◆ TASK REQUIREMENTS ◆
Return every line from the records below with the string "value".

■ ■ ■ ■ ■

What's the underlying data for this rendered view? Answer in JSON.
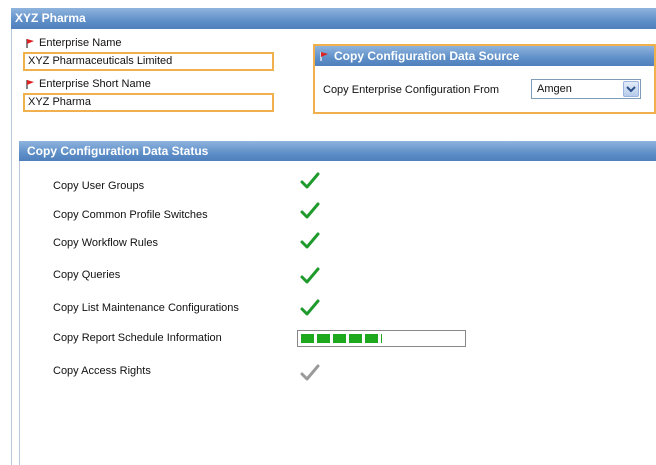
{
  "title": "XYZ Pharma",
  "enterprise_name": {
    "label": "Enterprise Name",
    "value": "XYZ Pharmaceuticals Limited"
  },
  "enterprise_short_name": {
    "label": "Enterprise Short Name",
    "value": "XYZ Pharma"
  },
  "copy_source": {
    "header": "Copy Configuration Data Source",
    "label": "Copy Enterprise Configuration From",
    "selected": "Amgen"
  },
  "status": {
    "header": "Copy Configuration Data Status",
    "items": [
      {
        "label": "Copy User Groups",
        "state": "complete"
      },
      {
        "label": "Copy Common Profile Switches",
        "state": "complete"
      },
      {
        "label": "Copy Workflow Rules",
        "state": "complete"
      },
      {
        "label": "Copy Queries",
        "state": "complete"
      },
      {
        "label": "Copy List Maintenance Configurations",
        "state": "complete"
      },
      {
        "label": "Copy Report Schedule Information",
        "state": "in-progress",
        "progress": 0.5
      },
      {
        "label": "Copy Access Rights",
        "state": "pending"
      }
    ]
  },
  "colors": {
    "header_blue": "#5f8fc8",
    "field_border": "#f0b04c",
    "check_green": "#1f9a2c",
    "check_gray": "#9a9a9a",
    "progress_green": "#1ea81e"
  }
}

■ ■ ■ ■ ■

◆ SOLUTION FOR THIS PROBLEM ◆
    "value": "XYZ Pharmaceuticals Limited"
    "value": "XYZ Pharma"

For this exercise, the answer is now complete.